[Opening Dataset extract section]

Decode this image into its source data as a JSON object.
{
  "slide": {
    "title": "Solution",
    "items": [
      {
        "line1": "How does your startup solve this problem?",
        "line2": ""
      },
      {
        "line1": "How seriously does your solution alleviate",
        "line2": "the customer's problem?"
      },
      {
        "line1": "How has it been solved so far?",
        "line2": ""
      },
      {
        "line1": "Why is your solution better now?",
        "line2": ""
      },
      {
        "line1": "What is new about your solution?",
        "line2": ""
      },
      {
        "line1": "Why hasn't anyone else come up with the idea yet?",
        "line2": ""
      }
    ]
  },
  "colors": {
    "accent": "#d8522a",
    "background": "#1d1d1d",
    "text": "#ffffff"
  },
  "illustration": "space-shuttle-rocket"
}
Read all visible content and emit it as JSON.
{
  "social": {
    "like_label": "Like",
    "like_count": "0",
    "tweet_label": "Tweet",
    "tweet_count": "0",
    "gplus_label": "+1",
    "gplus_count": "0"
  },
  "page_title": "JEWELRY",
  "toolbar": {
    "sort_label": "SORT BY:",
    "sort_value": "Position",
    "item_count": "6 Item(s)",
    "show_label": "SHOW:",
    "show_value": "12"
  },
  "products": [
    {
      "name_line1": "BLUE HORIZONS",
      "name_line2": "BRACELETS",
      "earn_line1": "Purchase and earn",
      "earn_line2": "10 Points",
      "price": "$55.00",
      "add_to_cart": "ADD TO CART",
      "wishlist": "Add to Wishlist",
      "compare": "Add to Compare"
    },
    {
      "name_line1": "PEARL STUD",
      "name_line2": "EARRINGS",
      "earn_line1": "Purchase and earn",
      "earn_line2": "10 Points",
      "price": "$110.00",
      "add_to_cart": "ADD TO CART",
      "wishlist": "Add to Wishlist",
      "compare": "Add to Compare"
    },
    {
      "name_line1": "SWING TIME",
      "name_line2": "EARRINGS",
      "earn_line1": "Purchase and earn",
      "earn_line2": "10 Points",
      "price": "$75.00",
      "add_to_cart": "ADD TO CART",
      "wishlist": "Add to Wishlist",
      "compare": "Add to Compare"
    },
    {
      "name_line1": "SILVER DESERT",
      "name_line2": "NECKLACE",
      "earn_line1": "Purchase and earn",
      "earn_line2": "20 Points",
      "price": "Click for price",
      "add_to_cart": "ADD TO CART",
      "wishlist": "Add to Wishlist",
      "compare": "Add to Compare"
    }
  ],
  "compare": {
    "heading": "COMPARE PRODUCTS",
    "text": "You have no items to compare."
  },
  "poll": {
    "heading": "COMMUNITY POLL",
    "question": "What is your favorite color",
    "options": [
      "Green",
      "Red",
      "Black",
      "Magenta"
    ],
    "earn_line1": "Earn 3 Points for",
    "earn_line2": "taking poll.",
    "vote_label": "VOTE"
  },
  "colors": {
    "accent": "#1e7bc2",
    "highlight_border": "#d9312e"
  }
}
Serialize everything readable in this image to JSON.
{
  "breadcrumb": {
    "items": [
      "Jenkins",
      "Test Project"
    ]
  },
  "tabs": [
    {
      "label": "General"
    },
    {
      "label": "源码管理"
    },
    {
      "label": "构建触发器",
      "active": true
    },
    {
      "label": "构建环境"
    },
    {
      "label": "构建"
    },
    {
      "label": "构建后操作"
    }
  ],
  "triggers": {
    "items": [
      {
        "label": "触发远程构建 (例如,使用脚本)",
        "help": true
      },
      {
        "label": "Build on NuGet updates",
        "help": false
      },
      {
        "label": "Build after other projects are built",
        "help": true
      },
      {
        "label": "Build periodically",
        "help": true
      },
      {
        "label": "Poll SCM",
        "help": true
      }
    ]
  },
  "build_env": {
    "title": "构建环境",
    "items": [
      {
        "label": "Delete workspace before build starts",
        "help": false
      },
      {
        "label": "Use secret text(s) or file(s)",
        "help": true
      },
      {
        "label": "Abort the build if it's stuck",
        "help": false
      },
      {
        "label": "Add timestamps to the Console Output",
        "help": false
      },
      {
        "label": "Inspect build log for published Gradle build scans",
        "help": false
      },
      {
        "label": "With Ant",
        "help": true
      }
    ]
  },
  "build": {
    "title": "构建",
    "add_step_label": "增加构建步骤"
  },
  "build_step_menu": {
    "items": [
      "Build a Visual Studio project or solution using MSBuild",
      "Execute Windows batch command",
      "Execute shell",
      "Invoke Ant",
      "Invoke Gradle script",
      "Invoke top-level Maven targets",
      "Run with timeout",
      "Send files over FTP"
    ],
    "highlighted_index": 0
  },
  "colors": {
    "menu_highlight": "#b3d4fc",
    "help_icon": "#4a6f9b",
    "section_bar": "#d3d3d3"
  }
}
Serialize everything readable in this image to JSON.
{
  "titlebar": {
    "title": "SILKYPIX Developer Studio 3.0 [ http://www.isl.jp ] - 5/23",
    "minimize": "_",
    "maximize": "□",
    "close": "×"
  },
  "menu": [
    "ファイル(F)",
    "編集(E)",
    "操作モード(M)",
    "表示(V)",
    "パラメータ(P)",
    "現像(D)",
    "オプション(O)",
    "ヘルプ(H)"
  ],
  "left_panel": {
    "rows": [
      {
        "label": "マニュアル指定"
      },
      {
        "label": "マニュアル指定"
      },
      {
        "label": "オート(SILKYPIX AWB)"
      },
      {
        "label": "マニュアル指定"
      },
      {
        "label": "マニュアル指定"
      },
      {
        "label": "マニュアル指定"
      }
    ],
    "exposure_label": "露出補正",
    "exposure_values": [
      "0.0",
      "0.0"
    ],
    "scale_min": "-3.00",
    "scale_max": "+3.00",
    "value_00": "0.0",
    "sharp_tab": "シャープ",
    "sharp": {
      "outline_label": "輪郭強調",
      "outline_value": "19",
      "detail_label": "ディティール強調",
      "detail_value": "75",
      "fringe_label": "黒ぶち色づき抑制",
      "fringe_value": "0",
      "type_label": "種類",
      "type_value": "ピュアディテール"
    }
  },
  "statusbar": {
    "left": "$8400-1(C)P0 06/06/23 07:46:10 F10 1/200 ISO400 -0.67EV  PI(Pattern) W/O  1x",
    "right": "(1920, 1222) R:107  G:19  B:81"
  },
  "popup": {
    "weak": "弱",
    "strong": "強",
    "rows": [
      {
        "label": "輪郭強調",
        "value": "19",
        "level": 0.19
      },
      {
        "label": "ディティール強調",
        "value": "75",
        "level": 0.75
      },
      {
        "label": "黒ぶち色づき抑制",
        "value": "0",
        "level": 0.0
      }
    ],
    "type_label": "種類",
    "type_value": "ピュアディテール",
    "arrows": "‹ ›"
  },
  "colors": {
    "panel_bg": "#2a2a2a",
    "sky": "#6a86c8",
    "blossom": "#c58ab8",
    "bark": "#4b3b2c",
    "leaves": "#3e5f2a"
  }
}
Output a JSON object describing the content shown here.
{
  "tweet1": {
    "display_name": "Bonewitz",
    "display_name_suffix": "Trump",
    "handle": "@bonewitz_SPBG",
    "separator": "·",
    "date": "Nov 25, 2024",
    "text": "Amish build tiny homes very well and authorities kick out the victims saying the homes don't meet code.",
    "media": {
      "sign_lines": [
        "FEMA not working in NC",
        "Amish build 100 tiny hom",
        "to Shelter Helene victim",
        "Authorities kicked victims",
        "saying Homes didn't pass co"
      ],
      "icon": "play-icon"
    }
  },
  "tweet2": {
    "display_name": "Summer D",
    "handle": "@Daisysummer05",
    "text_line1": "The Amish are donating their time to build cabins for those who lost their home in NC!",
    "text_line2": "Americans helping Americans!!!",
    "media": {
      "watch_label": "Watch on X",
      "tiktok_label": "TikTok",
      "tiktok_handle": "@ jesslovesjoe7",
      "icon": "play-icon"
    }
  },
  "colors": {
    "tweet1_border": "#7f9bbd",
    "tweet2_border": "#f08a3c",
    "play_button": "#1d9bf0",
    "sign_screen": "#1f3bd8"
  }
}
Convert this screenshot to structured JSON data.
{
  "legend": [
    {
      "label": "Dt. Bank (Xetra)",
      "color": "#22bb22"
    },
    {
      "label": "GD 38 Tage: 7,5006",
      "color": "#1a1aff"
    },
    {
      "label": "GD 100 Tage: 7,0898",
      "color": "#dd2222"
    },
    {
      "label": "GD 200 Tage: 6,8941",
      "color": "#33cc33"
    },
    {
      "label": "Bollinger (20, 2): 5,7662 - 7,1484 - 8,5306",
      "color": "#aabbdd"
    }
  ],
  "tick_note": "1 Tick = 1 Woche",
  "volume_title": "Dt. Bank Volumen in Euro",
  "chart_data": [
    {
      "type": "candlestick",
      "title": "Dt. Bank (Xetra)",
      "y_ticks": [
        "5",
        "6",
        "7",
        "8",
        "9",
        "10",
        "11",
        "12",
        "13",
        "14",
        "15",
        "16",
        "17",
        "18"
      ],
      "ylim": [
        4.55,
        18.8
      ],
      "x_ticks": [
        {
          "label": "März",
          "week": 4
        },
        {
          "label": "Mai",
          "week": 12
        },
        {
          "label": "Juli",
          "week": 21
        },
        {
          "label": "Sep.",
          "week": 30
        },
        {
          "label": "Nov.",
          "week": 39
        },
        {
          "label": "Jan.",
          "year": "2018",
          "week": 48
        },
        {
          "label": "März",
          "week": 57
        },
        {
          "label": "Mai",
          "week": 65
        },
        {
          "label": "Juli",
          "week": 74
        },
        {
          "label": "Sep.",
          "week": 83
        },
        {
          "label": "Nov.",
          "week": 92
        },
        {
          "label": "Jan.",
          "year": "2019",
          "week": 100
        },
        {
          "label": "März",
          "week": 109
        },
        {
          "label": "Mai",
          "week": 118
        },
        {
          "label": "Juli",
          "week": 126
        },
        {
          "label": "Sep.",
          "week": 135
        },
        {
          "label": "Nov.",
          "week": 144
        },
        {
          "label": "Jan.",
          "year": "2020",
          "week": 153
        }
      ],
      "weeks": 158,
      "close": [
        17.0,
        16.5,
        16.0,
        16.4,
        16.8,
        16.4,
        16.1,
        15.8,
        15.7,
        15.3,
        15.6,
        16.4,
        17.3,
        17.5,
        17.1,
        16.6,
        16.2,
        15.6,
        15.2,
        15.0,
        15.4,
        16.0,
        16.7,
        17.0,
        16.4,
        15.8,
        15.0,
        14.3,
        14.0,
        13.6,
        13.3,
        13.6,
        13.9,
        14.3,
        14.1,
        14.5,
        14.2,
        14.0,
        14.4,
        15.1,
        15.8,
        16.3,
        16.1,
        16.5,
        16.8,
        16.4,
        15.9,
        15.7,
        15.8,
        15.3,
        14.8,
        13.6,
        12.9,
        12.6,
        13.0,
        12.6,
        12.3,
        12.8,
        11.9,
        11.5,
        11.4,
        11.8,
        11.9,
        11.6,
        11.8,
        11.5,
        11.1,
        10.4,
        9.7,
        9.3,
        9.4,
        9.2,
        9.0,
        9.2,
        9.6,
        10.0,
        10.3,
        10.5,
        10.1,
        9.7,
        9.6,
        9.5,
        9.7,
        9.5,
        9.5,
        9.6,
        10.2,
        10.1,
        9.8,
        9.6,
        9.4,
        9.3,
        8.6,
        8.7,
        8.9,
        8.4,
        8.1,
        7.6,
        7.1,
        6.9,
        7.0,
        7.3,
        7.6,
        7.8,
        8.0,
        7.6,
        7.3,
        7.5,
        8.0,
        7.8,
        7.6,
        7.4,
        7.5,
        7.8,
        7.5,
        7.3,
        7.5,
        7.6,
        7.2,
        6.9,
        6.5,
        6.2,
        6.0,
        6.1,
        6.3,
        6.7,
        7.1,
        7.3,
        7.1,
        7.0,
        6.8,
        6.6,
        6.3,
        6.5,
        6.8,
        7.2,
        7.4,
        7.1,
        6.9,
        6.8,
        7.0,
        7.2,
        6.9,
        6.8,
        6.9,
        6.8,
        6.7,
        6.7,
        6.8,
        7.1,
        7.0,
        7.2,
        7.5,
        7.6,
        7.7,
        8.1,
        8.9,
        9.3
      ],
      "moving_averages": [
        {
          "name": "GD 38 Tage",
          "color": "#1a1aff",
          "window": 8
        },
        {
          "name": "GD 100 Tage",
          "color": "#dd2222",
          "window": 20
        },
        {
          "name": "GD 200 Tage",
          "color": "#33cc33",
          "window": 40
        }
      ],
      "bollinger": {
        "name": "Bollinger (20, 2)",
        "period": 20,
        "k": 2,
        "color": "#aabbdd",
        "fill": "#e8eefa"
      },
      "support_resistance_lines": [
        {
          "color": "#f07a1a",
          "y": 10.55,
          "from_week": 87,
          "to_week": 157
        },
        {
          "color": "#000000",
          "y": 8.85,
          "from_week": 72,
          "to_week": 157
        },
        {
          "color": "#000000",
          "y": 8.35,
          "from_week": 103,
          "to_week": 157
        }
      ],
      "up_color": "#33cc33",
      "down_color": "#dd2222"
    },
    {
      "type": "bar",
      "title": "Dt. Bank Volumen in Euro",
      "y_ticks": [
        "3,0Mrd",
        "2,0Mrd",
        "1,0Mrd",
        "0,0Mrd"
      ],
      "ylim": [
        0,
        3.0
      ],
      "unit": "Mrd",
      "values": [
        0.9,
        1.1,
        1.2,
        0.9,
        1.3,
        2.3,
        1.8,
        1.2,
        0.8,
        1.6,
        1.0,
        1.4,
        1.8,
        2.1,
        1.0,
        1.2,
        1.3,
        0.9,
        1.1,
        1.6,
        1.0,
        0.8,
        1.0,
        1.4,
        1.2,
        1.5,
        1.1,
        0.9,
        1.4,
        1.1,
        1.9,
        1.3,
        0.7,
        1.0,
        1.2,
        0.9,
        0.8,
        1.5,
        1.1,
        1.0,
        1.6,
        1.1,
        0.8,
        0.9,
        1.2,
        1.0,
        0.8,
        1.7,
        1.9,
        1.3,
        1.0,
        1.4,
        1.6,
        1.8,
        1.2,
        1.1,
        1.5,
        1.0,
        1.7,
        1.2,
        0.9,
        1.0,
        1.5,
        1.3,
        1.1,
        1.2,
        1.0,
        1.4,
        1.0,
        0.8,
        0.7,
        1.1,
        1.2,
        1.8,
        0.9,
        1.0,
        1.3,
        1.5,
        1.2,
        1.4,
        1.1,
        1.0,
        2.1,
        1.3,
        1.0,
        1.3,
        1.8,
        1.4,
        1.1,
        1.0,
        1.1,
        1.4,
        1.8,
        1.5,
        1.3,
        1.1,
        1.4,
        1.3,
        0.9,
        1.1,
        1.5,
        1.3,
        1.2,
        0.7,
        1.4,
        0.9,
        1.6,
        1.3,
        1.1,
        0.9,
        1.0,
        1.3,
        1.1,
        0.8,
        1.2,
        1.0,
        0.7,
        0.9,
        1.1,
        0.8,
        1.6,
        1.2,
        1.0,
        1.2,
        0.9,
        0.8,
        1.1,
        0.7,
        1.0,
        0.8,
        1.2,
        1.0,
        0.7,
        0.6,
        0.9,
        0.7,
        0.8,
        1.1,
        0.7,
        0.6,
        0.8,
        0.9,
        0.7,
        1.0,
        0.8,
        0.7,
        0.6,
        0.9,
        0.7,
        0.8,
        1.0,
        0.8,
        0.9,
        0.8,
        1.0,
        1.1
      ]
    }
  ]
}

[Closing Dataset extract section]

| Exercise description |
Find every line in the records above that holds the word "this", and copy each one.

| Task response |
Decode this image into its source data as a JSON object.
        "line1": "How does your startup solve this problem?",
Serialize everything readable in this image to JSON.
Serialize everything readable in this image to JSON.
Convert this screenshot to structured JSON data.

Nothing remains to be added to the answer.